_ASSIGNED TASK_:
From the entries provided below, copy each line that contains the word "Hobart".

_Records from a data source_:
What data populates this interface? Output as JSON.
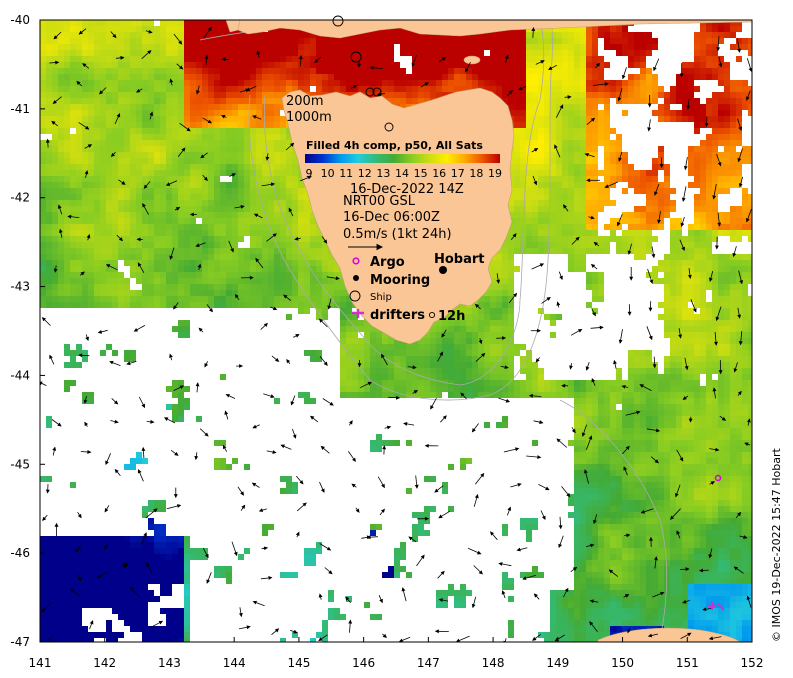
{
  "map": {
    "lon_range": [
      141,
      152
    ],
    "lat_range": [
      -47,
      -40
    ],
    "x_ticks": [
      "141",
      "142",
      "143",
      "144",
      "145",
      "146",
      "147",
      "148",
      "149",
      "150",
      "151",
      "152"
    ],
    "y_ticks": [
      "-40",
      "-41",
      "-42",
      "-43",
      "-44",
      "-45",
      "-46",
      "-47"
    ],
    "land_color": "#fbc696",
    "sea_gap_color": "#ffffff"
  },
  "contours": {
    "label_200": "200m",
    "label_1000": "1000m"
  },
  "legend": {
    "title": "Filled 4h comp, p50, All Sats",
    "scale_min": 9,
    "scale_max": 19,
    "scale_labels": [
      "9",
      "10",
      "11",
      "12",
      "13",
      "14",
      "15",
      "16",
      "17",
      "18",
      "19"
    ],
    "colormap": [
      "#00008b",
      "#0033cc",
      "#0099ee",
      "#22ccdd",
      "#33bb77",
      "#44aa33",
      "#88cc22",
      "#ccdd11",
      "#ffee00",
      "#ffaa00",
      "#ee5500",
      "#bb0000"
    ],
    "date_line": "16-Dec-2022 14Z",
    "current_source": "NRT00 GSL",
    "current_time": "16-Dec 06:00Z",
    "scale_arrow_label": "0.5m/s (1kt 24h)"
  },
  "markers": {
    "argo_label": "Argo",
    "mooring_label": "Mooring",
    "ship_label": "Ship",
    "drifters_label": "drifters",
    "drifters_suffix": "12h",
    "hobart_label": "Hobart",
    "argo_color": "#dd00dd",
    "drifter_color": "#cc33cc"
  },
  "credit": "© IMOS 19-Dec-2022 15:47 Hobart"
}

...

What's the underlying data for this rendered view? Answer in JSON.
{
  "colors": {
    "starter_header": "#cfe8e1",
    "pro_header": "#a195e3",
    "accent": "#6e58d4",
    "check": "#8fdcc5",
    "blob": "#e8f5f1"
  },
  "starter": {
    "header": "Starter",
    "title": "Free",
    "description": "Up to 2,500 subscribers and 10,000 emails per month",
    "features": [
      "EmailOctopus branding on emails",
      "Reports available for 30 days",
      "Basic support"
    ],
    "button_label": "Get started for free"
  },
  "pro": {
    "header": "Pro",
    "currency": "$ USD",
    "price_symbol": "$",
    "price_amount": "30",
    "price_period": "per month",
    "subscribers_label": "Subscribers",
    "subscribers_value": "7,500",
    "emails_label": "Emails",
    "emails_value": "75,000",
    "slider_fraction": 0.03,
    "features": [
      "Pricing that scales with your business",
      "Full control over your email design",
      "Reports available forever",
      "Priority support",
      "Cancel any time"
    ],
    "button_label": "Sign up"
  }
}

_TASK SOLUTION_:
    "hobart_label": "Hobart",
  "credit": "© IMOS 19-Dec-2022 15:47 Hobart"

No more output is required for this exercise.